Asthma is treated with inhalers (puffers). There are 3 types.

  • Combinations inhalers that have both preventer and symptom controller medicines.
  • Preventers that are used every day and reduce swelling and narrowing inside your airways.
  • Relievers that are used during an attack to relax and open your airways.

Inhalers are usually used with a spacer (a clear plastic tube), that helps you breathe the medicine into your lungs. The spacer makes the inhaler easier to use. This is common in inhalers for tamariki.

Inhalers are usually used with a spacer (a clear plastic tube), that helps you breathe the medicine into your lungs. The spacer makes the inhaler easier to use. This is common in inhalers for tamariki.
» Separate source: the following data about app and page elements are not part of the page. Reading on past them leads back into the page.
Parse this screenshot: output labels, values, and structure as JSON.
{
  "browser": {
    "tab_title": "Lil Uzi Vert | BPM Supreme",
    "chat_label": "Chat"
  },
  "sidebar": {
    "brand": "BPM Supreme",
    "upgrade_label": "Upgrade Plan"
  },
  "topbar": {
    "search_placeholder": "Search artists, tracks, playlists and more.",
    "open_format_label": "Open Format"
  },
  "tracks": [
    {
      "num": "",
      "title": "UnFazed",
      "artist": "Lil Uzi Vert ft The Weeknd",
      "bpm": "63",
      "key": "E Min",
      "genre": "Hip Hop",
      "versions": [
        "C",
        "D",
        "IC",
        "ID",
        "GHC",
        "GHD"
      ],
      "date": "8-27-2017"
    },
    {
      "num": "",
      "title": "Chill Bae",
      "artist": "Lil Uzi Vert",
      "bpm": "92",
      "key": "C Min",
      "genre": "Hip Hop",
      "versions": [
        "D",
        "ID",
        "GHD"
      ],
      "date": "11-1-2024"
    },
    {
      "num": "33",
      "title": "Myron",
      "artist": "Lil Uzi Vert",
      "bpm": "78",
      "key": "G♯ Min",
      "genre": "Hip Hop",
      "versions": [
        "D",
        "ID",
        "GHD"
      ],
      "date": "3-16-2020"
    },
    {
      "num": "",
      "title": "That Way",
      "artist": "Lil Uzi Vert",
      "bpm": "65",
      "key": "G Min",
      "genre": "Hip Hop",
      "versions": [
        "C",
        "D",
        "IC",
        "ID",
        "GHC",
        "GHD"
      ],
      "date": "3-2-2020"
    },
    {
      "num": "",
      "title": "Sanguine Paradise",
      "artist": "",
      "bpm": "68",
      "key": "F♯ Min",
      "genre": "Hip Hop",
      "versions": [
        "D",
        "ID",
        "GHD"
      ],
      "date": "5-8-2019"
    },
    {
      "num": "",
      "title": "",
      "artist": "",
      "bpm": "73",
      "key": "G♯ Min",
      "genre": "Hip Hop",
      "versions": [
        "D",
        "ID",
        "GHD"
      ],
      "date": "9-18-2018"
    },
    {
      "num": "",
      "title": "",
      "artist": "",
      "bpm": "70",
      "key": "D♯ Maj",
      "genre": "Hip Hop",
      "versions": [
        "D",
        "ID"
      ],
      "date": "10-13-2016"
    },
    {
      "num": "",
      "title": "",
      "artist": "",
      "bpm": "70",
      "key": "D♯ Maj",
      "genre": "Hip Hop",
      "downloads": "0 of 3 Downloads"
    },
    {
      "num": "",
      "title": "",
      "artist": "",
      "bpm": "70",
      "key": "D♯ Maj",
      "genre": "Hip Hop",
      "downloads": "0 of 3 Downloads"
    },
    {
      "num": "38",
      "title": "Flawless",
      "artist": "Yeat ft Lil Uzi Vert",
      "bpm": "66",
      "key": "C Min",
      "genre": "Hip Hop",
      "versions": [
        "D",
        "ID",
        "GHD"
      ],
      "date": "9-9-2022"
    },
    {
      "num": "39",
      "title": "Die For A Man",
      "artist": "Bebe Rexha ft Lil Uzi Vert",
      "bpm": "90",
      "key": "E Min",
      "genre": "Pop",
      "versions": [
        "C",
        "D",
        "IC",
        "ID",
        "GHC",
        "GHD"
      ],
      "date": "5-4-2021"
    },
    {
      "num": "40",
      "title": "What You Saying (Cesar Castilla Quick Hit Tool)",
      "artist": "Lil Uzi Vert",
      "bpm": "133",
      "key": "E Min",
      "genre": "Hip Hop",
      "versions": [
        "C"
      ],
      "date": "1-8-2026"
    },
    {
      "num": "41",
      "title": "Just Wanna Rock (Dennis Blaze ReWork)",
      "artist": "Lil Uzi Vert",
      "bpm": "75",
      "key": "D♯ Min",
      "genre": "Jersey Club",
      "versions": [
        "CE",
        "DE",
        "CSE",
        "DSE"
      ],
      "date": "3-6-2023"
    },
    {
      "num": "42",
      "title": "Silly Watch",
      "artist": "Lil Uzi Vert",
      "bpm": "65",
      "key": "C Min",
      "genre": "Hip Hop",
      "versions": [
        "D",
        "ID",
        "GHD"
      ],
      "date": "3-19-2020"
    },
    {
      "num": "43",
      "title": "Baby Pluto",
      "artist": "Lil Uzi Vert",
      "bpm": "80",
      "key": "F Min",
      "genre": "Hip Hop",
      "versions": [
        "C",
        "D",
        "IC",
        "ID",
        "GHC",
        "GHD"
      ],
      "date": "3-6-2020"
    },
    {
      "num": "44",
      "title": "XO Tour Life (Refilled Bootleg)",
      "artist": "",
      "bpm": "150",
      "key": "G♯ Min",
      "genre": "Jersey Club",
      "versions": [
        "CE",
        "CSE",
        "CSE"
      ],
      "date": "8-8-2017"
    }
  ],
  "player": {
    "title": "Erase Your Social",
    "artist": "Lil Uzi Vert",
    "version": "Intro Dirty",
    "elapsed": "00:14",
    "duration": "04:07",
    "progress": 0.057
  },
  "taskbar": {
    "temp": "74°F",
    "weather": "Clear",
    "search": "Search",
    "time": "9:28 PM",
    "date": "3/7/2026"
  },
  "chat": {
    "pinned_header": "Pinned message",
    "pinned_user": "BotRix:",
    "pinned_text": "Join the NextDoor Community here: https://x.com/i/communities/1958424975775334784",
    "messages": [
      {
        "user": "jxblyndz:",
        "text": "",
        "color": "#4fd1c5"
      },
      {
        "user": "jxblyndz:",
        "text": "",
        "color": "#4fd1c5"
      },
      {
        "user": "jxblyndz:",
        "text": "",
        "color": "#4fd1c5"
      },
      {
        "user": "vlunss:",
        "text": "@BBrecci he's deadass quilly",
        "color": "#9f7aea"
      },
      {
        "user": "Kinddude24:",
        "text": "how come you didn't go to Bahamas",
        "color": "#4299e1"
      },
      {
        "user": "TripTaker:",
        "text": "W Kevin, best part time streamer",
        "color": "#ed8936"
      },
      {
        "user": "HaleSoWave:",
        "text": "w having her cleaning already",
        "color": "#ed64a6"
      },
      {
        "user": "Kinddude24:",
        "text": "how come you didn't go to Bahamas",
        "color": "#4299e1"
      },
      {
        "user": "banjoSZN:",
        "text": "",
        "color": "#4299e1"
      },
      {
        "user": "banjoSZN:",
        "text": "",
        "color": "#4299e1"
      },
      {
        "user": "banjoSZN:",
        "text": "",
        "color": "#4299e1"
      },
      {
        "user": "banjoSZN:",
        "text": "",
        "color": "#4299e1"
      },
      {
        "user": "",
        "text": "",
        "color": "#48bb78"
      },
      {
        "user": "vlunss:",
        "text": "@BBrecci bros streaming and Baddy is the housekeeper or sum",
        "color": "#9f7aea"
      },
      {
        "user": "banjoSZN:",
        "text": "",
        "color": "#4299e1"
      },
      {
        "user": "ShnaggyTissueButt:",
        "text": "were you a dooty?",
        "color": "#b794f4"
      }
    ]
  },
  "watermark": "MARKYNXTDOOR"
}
Your doctor, nurse or asthma educator will work out the right types of inhalers for you and show you how to use them.

If inhalers are not working

Getting wheezy or short of breath more than 3 times a week is a sign that your asthma is not well-controlled and you may need a different inhaler or treatment.

If you have an asthma flare-up or attack, and inhalers alone are not working, you may need other treatment, such as a short course of steroid tablets.

Self care for asthma

Medicine from inhalers (puffers) is the main treatment — but there are other ways to help keep yourself well.

  • Know what triggers your asthma and do your best to avoid those things.
  • Take your medicine exactly as instructed by your doctor.
  • Be prepared — know how to recognise symptoms, and what to do in an emergency.
  • Talk to your doctor about an asthma self-management plan — make sure you follow it.
  • Get immunised against the flu and COVID-19.
  • Avoid or stop smoking.
  • Stay active.

Asthma and pregnancy 

Asthma can affect pregnant people in different ways. 1 in 3 people with asthma get better during pregnancy. 1 in 3 stay the same, and 1 in 3 get worse.

Keep treating your asthma well while you are pregnant. This will help you have a healthy pregnancy and a healthy pēpi (baby). Asthma inhalers will not harm your pēpi and are safe to use while pregnant or breastfeeding.

If you stop your treatment while you are pregnant, your asthma could get worse. It could also increase the chances of your pēpi having a low birth weight.

Speak to your regular healthcare provider when you find out that you are pregnant or if you feel your asthma is getting worse. They will tell you what to do and help you get the best treatment.

Asthma in tamariki

Many tamariki have only mild asthma. But any child with asthma can have a severe, life-threatening attack.

KidsHealth has detailed information about asthma attacks in tamariki and what to do.

Asthma attacks in children — KidsHealth (external link)

Your child may be given an inhaler (puffer) to treat their asthma. This is the best way to get the medicine into their lungs. The type of inhaler depends on your child's age and how bad their asthma is.

KidsHealth has information about the different asthma medicines and how to use them.

Asthma medicines for children — KidsHealth (external link)

Having an Asthma Action Plan can help you and others who care for your tamariki manage their asthma.

Child asthma plan (PDF, 247KB) —Asthma and Respiratory Foundation NZ (external link)